    If you have TILA issues listen to Jesinoski Supreme Court hearing over and over again listen to every word . . . here’s an unofficial but nice way to listen from Puppy Justice . . . its simple but effective https://www.youtube.com/watch?v=8dPghYCG-yo

    Parties like PHH Mortgage Corporation had no concerns about committing fraud on the government – so it cares even less about individuals – they pose no threats until you do . . . these parties all engaged in fraudulent concealment – concealing their own identities and those they engaged with in secret liens and deals – keep digging.

    Go back and read as many articles as you can; and read or listen to as many cases related to your own action as you can – since no one can afford legal counsel – go listen to Gary Dubin – listen to Neil’s shows and every single related hearings on youtube – since so many fighting are better ‘audio’ learners – trouble with reading – so listen and learn . . . and keep fighting; don’t give up and let these nazee bastards win or get off on civil fines that only benefits the bureaucrats and not actual victims …

    Sorry about the rant – I raised this case (In re Blendheim) in 2015 and still believe it is vital, but judicial clusters need to figure it out – we must keep pressing the issues folks – this conduct is 1930’s germany via technology – extermination of humans in habitats jew-gentile – no matter, they don’t care the bottom line is to exploit the one sector for the other to not only survive but excel – the nazees didn’t just extract gold in teeth they took entire fortunes for themselves and had to get rid of those who owned the goods – we must stop this.

  3. When US bank and Chase filed prof of claim
    In my 2011-2013 bankruptcy they attached purchase agreement of Wa Mu and judge ruled
    To lift the stay!
    I filed chapter 11 to see the note and DOT signed by me in blue ink .

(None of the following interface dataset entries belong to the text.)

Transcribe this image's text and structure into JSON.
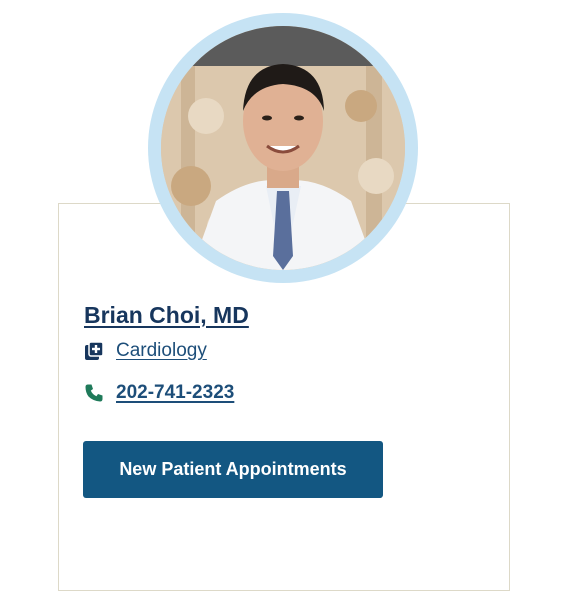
{
  "doctor": {
    "name": "Brian Choi, MD",
    "photo_icon": "doctor-portrait"
  },
  "specialty": {
    "label": "Cardiology",
    "icon": "medical-plus-icon"
  },
  "phone": {
    "number": "202-741-2323",
    "icon": "phone-icon"
  },
  "actions": {
    "appointment_label": "New Patient Appointments"
  },
  "colors": {
    "brand_navy": "#17365d",
    "link_blue": "#1d4e79",
    "button_bg": "#135782",
    "ring": "#c6e3f4",
    "phone_icon": "#1f7a5a"
  }
}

  4. Reblogged this on California freelance paralegal and commented:
    This case shows the importance of always timely objecting to any proof of claim that is filed. Make the creditor prove everything. The fact that this case has been ordered published is great news as it can now be cited as binding authority in any State under the jurisdiction of the Ninth Circuit Court of Appeals.

  5. @ ALL

    The Court for the Northern District of Kalifornia was disabused of the notion that filers were abusing the system when pursuing an automatic stay, by the following cite from Blendheim:

    “…with respect to the automatic stay, the court stated: “Although the Chapter 13 filing appears to be motivated by Debtors’ wish to avoid the foreclosure sale of their Residence, the Court does not find that filing for Chapter 13 bankruptcy under those circumstances necessarily
    constitutes bad faith.” It explained, “[m]any Chapter 13 debtors file for bankruptcy on the eve of foreclosure sale as a last resort.” The bankruptcy court did not clearly err in concluding that the Blendheims filed their Chapter 13 petition in good faith on these facts.”

    Hence, filing to purse an automatic stay to avoid a wrongful sale of one’s home is neither bad faith nor an abuse of the system.

    USE IT!!!!

Leave a Reply

%d bloggers like this: